• AIM OF THE EXERCISE: Repeat back the listing below, word for word and in full.

Start of RECORDS

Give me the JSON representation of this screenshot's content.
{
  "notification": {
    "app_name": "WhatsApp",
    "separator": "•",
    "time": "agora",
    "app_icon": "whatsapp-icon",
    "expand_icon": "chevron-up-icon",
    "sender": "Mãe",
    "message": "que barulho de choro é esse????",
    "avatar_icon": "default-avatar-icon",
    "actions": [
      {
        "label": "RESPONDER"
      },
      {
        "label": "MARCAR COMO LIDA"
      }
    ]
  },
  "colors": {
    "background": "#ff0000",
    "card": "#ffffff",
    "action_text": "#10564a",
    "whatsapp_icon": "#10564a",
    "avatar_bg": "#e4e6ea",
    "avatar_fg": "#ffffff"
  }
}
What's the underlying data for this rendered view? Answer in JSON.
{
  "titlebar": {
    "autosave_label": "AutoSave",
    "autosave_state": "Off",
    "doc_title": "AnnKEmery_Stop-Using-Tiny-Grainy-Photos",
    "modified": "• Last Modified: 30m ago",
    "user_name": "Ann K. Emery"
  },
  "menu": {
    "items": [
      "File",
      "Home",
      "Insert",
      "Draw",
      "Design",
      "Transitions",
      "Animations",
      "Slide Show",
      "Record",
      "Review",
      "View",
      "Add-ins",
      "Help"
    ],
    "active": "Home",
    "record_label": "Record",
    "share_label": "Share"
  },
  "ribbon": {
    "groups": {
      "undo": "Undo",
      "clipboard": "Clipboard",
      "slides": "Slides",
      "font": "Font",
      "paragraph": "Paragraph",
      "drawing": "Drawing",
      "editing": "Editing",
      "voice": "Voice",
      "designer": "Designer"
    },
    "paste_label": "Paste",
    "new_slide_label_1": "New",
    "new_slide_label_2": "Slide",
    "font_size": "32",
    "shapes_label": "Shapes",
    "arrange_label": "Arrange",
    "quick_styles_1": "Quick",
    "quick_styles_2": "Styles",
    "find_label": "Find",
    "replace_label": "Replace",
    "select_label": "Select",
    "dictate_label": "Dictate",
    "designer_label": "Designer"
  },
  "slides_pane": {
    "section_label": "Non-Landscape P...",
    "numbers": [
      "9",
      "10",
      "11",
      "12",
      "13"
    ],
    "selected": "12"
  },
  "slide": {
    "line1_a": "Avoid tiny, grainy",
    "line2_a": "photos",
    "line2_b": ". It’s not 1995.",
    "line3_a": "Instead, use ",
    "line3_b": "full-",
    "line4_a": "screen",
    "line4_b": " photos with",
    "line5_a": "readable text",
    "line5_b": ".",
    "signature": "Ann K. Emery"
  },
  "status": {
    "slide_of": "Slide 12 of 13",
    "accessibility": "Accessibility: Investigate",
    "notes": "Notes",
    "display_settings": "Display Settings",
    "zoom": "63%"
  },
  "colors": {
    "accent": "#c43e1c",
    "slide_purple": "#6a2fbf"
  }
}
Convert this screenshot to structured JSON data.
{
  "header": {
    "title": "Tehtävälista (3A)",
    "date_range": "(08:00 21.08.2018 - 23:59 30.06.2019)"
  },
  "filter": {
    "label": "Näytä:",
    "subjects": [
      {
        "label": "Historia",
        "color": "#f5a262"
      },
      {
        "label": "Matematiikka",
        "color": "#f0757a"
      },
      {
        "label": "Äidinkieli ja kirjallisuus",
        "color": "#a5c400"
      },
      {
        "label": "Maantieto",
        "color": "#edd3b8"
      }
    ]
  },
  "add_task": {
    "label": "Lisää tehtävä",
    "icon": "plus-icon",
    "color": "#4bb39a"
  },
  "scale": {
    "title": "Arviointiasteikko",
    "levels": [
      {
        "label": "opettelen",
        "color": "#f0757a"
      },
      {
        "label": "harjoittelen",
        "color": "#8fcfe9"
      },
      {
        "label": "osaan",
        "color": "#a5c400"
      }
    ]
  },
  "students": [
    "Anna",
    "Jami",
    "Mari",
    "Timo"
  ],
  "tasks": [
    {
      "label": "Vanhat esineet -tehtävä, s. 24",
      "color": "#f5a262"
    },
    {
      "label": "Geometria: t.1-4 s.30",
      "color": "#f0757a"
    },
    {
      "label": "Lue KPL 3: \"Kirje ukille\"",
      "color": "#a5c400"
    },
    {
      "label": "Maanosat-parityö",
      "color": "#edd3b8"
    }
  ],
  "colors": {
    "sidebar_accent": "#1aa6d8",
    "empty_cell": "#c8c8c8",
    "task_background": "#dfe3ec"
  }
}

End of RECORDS

• WORKED SOLUTION:
Give me the JSON representation of this screenshot's content.
{
  "notification": {
    "app_name": "WhatsApp",
    "separator": "•",
    "time": "agora",
    "app_icon": "whatsapp-icon",
    "expand_icon": "chevron-up-icon",
    "sender": "Mãe",
    "message": "que barulho de choro é esse????",
    "avatar_icon": "default-avatar-icon",
    "actions": [
      {
        "label": "RESPONDER"
      },
      {
        "label": "MARCAR COMO LIDA"
      }
    ]
  },
  "colors": {
    "background": "#ff0000",
    "card": "#ffffff",
    "action_text": "#10564a",
    "whatsapp_icon": "#10564a",
    "avatar_bg": "#e4e6ea",
    "avatar_fg": "#ffffff"
  }
}
What's the underlying data for this rendered view? Answer in JSON.
{
  "titlebar": {
    "autosave_label": "AutoSave",
    "autosave_state": "Off",
    "doc_title": "AnnKEmery_Stop-Using-Tiny-Grainy-Photos",
    "modified": "• Last Modified: 30m ago",
    "user_name": "Ann K. Emery"
  },
  "menu": {
    "items": [
      "File",
      "Home",
      "Insert",
      "Draw",
      "Design",
      "Transitions",
      "Animations",
      "Slide Show",
      "Record",
      "Review",
      "View",
      "Add-ins",
      "Help"
    ],
    "active": "Home",
    "record_label": "Record",
    "share_label": "Share"
  },
  "ribbon": {
    "groups": {
      "undo": "Undo",
      "clipboard": "Clipboard",
      "slides": "Slides",
      "font": "Font",
      "paragraph": "Paragraph",
      "drawing": "Drawing",
      "editing": "Editing",
      "voice": "Voice",
      "designer": "Designer"
    },
    "paste_label": "Paste",
    "new_slide_label_1": "New",
    "new_slide_label_2": "Slide",
    "font_size": "32",
    "shapes_label": "Shapes",
    "arrange_label": "Arrange",
    "quick_styles_1": "Quick",
    "quick_styles_2": "Styles",
    "find_label": "Find",
    "replace_label": "Replace",
    "select_label": "Select",
    "dictate_label": "Dictate",
    "designer_label": "Designer"
  },
  "slides_pane": {
    "section_label": "Non-Landscape P...",
    "numbers": [
      "9",
      "10",
      "11",
      "12",
      "13"
    ],
    "selected": "12"
  },
  "slide": {
    "line1_a": "Avoid tiny, grainy",
    "line2_a": "photos",
    "line2_b": ". It’s not 1995.",
    "line3_a": "Instead, use ",
    "line3_b": "full-",
    "line4_a": "screen",
    "line4_b": " photos with",
    "line5_a": "readable text",
    "line5_b": ".",
    "signature": "Ann K. Emery"
  },
  "status": {
    "slide_of": "Slide 12 of 13",
    "accessibility": "Accessibility: Investigate",
    "notes": "Notes",
    "display_settings": "Display Settings",
    "zoom": "63%"
  },
  "colors": {
    "accent": "#c43e1c",
    "slide_purple": "#6a2fbf"
  }
}
Convert this screenshot to structured JSON data.
{
  "header": {
    "title": "Tehtävälista (3A)",
    "date_range": "(08:00 21.08.2018 - 23:59 30.06.2019)"
  },
  "filter": {
    "label": "Näytä:",
    "subjects": [
      {
        "label": "Historia",
        "color": "#f5a262"
      },
      {
        "label": "Matematiikka",
        "color": "#f0757a"
      },
      {
        "label": "Äidinkieli ja kirjallisuus",
        "color": "#a5c400"
      },
      {
        "label": "Maantieto",
        "color": "#edd3b8"
      }
    ]
  },
  "add_task": {
    "label": "Lisää tehtävä",
    "icon": "plus-icon",
    "color": "#4bb39a"
  },
  "scale": {
    "title": "Arviointiasteikko",
    "levels": [
      {
        "label": "opettelen",
        "color": "#f0757a"
      },
      {
        "label": "harjoittelen",
        "color": "#8fcfe9"
      },
      {
        "label": "osaan",
        "color": "#a5c400"
      }
    ]
  },
  "students": [
    "Anna",
    "Jami",
    "Mari",
    "Timo"
  ],
  "tasks": [
    {
      "label": "Vanhat esineet -tehtävä, s. 24",
      "color": "#f5a262"
    },
    {
      "label": "Geometria: t.1-4 s.30",
      "color": "#f0757a"
    },
    {
      "label": "Lue KPL 3: \"Kirje ukille\"",
      "color": "#a5c400"
    },
    {
      "label": "Maanosat-parityö",
      "color": "#edd3b8"
    }
  ],
  "colors": {
    "sidebar_accent": "#1aa6d8",
    "empty_cell": "#c8c8c8",
    "task_background": "#dfe3ec"
  }
}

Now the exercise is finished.